Course-creating (LCMS) vs. Non-course-creating (LMS)

To be more precise, an LMS (learning management system) is a tool that allows you to simply distribute ready-made content. And a system that, beyond this, has functionality for creating courses, is called an LCMS (learning content management system).

There’s a tricky balance between these systems. An LCMS has greater capabilities for building and managing eLearning content, while an LMS focuses on user management and provides a wider range of learning experiences. For example, it lets you manage more traditional forms of learning, such as scheduling face-to-face training.

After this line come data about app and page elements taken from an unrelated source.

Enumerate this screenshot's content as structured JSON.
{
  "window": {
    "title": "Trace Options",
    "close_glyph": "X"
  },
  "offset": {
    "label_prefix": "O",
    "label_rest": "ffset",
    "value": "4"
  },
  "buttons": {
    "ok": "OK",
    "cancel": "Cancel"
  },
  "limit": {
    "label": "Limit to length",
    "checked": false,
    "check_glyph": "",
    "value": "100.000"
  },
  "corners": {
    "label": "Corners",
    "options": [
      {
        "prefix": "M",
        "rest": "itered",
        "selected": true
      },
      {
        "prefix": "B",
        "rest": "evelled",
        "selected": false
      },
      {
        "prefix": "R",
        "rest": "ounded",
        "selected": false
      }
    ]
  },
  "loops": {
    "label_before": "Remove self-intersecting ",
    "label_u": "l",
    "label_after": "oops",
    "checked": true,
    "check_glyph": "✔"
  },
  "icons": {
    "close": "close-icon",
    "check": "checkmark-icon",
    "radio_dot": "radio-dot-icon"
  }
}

If you’re going to build courses in-house, you can choose between two alternatives: either buy an LCMS, or purchase an LMS and an authoring tool separately.

However, here you can face two problems:

Built-in course editors usually have serious functional limitations, so you will be able to create only simple courses or tests.

Not all LMSs and authoring tools are fully compatible. For instance, there may be difficulties with uploading courses to the system or tracking learners’ progress.

If you want to avoid compatibility problems and create beautiful interactive courses, choose an LMS with a bundled authoring tool. For example, iSpring Learn LMS is fully integrated with iSpring Suite. This integration allows you to create professional-looking e-courses, easily upload them to the platform, and enjoy advanced reporting capabilities.